** Material to process **

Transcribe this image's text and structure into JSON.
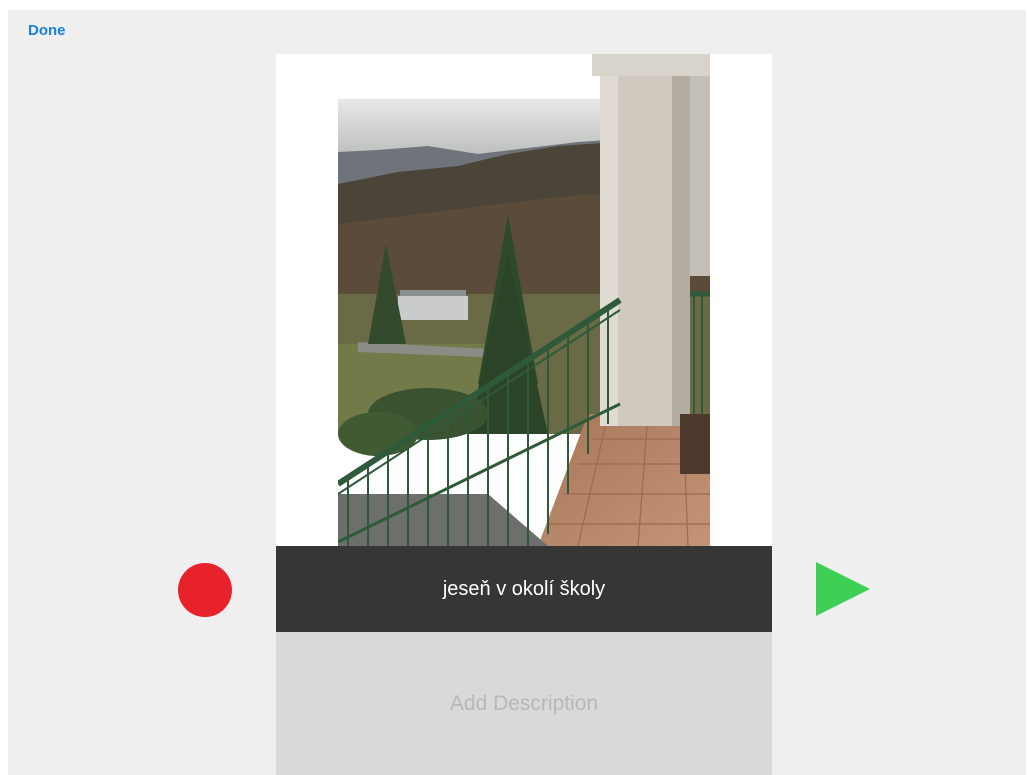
{
  "toolbar": {
    "done_label": "Done"
  },
  "photo": {
    "subject": "landscape-photo"
  },
  "slide": {
    "title": "jeseň v okolí školy",
    "description_placeholder": "Add Description"
  },
  "controls": {
    "record_icon": "record-icon",
    "play_icon": "play-icon"
  },
  "colors": {
    "accent": "#1a7fe0",
    "record": "#e8222a",
    "play": "#3ecf57",
    "title_bar": "#363636",
    "description_bg": "#d9d9d9",
    "background": "#efefef"
  }
}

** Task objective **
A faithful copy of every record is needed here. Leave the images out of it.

** Answer to this problem **
Transcribe this image's text and structure into JSON.
{
  "toolbar": {
    "done_label": "Done"
  },
  "photo": {
    "subject": "landscape-photo"
  },
  "slide": {
    "title": "jeseň v okolí školy",
    "description_placeholder": "Add Description"
  },
  "controls": {
    "record_icon": "record-icon",
    "play_icon": "play-icon"
  },
  "colors": {
    "accent": "#1a7fe0",
    "record": "#e8222a",
    "play": "#3ecf57",
    "title_bar": "#363636",
    "description_bg": "#d9d9d9",
    "background": "#efefef"
  }
}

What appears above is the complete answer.